http://thechronicleherald.ca/opinion/14 ... -the-start
In 2010, Canada’s top spy warned about foreign snoops operating in Canada and seeking influence with Canadian politicians. Richard Fadden, director of the Canadian Security Intelligence Service, made the comment in apparent reference to the Chinese.
Fadden clammed up about Beijing specifically, probably because his political masters didn’t want to rock the boat. But then last month, with Fadden still in charge, the CSIS annual report formally warned about foreign interference in Canadian business through takeovers or outright spying.
While not naming China in the report made public, CSIS says foreign companies operating in Canada could be connected to hostile governments or foreign intelligence agencies. CSIS suspects foreign competitors might be getting “clandestine intelligence support for their pursuits here.” Or they might buy access by gaining control of Canadian firms.
There’s also a cheap route: cyber-espionage. CSIS says computer networks run by the federal government and by the aerospace, petroleum and high technology industries are under frequent attack, as is university research. “State-sponsored attackers are also seeking any information which will give their domestic companies a competitive edge over Canadian firms,” CSIS says.

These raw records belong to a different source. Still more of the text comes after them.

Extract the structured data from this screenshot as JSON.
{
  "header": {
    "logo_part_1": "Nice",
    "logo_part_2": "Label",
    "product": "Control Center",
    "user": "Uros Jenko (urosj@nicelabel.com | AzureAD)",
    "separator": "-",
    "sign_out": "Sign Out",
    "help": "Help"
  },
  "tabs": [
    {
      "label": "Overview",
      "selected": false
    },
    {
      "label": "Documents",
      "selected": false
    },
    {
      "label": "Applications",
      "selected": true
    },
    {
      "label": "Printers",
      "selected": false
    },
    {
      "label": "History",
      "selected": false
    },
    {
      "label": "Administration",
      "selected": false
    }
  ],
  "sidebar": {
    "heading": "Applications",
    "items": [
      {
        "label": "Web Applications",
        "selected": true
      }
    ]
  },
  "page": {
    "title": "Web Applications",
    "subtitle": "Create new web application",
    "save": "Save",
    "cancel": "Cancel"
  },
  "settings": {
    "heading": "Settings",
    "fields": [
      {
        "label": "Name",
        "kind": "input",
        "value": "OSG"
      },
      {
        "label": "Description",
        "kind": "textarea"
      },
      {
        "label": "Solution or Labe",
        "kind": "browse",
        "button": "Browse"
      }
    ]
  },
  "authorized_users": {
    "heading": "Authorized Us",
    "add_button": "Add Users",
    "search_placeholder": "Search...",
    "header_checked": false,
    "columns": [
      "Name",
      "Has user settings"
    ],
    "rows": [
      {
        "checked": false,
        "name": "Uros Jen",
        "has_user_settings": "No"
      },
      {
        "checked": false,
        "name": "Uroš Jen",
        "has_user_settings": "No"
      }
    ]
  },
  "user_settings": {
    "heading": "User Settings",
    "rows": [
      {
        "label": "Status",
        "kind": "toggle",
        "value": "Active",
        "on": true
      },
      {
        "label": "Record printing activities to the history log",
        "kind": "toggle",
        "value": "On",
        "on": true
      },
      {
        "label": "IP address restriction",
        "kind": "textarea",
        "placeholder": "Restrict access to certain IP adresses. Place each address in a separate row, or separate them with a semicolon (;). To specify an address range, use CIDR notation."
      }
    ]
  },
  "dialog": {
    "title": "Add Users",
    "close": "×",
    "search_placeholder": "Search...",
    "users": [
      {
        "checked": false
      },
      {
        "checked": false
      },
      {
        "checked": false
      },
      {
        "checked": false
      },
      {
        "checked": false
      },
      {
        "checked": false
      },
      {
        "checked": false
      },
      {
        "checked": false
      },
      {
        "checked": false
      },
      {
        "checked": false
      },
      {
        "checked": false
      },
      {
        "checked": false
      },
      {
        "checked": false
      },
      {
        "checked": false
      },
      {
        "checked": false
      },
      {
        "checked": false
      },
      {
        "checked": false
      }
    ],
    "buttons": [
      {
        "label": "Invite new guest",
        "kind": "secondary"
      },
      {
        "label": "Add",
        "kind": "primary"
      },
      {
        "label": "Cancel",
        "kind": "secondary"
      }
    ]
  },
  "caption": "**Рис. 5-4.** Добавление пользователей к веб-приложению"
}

And it’s happening all over the country. A former government official told me that Chinese spies are active here in Halifax, with special interest in military activities and the many resident defence, aerospace and technology companies.